EXERCISE DETAILS:
Search the material below for the word "role". Copy every line that has it.

SOURCE MATERIAL:

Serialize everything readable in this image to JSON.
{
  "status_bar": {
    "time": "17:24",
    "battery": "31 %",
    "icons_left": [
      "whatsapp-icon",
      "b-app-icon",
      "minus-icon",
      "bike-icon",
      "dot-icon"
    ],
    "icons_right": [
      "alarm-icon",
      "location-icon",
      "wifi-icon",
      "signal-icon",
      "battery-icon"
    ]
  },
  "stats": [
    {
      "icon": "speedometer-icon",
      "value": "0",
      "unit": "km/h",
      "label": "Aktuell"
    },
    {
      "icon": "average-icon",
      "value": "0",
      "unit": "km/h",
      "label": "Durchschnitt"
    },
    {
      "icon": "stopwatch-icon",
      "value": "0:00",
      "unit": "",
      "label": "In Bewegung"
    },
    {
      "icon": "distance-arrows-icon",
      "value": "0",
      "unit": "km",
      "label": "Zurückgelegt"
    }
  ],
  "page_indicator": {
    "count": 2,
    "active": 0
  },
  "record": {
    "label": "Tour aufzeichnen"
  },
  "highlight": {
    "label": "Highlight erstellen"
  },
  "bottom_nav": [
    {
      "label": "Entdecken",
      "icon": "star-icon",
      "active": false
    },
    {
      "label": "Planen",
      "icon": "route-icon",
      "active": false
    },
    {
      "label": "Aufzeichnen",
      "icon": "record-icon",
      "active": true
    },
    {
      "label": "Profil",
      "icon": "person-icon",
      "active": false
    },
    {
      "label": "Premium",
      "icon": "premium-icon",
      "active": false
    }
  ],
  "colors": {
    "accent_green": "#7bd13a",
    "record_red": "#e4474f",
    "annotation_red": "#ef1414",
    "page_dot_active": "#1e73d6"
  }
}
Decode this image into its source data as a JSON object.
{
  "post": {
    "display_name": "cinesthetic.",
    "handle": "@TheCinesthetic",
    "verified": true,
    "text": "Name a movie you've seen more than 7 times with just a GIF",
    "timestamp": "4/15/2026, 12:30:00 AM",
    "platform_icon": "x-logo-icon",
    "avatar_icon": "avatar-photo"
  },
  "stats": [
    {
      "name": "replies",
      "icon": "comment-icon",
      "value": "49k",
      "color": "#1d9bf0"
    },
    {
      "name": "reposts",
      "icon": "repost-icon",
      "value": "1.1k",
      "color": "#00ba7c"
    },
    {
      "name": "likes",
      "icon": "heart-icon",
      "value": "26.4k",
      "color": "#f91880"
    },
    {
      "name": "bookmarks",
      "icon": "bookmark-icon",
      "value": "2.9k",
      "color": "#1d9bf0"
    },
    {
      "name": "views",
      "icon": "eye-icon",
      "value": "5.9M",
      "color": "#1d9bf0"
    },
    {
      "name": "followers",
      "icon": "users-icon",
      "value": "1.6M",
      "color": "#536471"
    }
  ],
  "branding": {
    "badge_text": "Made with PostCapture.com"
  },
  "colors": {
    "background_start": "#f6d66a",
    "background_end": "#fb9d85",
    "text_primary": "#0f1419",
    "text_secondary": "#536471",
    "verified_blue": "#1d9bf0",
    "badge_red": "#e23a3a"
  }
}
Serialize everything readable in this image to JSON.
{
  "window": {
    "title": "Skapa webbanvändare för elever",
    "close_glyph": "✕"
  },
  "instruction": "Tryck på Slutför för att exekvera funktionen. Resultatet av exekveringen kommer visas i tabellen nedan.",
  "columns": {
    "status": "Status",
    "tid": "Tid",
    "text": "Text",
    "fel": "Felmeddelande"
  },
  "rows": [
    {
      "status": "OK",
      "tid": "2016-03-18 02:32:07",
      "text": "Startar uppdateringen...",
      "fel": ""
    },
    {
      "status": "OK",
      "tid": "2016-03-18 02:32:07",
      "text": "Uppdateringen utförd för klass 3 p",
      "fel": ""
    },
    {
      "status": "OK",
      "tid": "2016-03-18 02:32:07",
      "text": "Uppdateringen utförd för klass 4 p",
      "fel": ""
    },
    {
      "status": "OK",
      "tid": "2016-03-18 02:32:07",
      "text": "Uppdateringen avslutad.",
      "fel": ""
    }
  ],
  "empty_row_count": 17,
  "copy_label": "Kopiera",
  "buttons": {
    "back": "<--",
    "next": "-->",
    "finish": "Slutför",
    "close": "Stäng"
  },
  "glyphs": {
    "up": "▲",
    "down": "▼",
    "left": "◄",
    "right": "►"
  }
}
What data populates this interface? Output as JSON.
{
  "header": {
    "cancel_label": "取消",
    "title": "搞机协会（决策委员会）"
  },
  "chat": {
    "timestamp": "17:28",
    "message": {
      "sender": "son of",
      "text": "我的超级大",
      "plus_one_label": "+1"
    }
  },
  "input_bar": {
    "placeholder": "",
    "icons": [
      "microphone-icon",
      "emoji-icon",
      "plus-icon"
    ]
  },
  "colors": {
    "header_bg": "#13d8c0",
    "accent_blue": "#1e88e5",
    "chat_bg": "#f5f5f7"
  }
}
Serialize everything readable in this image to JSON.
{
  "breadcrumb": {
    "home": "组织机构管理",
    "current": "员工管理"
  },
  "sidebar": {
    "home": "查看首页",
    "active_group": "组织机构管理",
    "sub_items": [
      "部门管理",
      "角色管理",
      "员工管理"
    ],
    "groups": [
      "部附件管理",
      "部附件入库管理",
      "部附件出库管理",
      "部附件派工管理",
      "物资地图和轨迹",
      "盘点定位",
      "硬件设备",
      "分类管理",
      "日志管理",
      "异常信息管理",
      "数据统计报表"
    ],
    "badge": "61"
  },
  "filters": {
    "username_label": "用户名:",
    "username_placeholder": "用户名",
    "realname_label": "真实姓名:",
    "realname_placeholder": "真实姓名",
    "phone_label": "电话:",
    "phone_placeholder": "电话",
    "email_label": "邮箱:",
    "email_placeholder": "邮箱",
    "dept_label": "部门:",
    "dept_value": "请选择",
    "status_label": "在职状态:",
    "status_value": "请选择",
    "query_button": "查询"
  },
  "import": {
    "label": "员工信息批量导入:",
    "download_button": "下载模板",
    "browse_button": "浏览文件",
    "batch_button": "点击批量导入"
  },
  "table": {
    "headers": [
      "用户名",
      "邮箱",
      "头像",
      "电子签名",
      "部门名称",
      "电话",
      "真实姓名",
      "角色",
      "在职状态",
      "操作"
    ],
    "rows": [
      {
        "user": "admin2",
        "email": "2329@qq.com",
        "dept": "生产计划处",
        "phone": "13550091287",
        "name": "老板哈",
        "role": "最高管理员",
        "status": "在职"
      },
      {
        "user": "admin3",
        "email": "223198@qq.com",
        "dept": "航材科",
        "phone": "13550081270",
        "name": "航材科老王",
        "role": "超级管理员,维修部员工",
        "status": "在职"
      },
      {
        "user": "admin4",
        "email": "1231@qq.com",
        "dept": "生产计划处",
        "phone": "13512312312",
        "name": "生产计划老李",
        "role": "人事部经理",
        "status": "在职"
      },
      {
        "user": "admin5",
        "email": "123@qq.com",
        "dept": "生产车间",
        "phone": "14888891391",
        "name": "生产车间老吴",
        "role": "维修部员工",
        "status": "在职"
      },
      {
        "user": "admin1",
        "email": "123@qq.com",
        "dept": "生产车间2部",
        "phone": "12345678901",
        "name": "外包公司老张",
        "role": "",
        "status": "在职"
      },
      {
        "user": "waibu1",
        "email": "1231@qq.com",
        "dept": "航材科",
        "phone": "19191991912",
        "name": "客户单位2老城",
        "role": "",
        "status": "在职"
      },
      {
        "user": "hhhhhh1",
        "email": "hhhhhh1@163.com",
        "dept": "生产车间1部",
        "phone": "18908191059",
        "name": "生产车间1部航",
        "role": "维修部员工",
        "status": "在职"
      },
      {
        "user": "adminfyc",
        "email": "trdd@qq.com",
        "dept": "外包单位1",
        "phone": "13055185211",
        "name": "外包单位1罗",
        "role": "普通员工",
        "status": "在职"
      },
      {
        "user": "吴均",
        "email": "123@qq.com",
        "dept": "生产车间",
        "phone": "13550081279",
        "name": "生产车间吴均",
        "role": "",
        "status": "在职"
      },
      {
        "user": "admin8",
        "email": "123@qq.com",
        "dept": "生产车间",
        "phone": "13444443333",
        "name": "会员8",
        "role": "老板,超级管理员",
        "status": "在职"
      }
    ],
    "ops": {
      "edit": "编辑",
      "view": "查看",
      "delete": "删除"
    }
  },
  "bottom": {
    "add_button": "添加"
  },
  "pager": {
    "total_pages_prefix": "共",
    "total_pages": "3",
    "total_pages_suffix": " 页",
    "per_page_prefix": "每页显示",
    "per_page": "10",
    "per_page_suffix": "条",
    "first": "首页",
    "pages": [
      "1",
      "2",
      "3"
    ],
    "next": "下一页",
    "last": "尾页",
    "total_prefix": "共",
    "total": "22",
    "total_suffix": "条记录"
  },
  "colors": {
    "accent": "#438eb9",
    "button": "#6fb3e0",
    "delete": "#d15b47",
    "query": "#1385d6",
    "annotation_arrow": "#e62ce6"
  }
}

SOLVED PROBLEM:
        "role": "最高管理员",
        "role": "超级管理员,维修部员工",
        "role": "人事部经理",
        "role": "维修部员工",
        "role": "",
        "role": "",
        "role": "维修部员工",
        "role": "普通员工",
        "role": "",
        "role": "老板,超级管理员",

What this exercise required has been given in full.